• [Task] Could you print all the entries below exactly as they appear, omitting the pictures?

• [Data under study]
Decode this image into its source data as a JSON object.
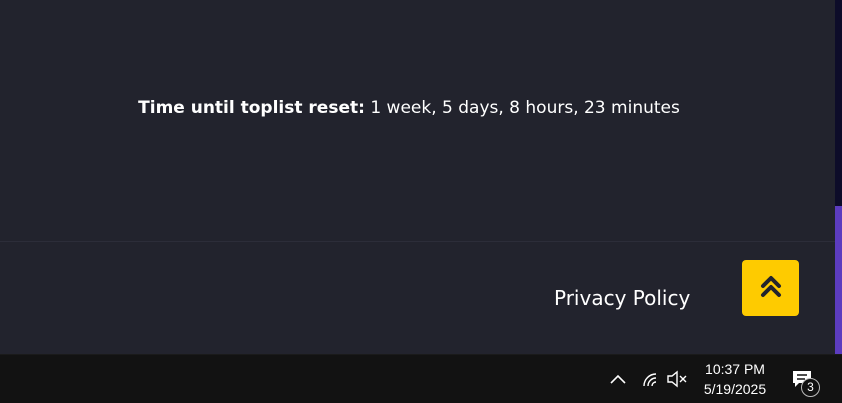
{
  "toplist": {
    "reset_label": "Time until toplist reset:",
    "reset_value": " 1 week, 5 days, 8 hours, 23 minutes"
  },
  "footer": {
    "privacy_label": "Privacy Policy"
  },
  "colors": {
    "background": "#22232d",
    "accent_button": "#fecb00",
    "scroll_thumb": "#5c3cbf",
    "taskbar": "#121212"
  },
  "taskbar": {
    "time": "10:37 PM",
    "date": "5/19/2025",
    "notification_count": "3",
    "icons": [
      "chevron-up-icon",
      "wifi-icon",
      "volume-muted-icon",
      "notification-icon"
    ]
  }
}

• [Exercise response]
Decode this image into its source data as a JSON object.
{
  "toplist": {
    "reset_label": "Time until toplist reset:",
    "reset_value": " 1 week, 5 days, 8 hours, 23 minutes"
  },
  "footer": {
    "privacy_label": "Privacy Policy"
  },
  "colors": {
    "background": "#22232d",
    "accent_button": "#fecb00",
    "scroll_thumb": "#5c3cbf",
    "taskbar": "#121212"
  },
  "taskbar": {
    "time": "10:37 PM",
    "date": "5/19/2025",
    "notification_count": "3",
    "icons": [
      "chevron-up-icon",
      "wifi-icon",
      "volume-muted-icon",
      "notification-icon"
    ]
  }
}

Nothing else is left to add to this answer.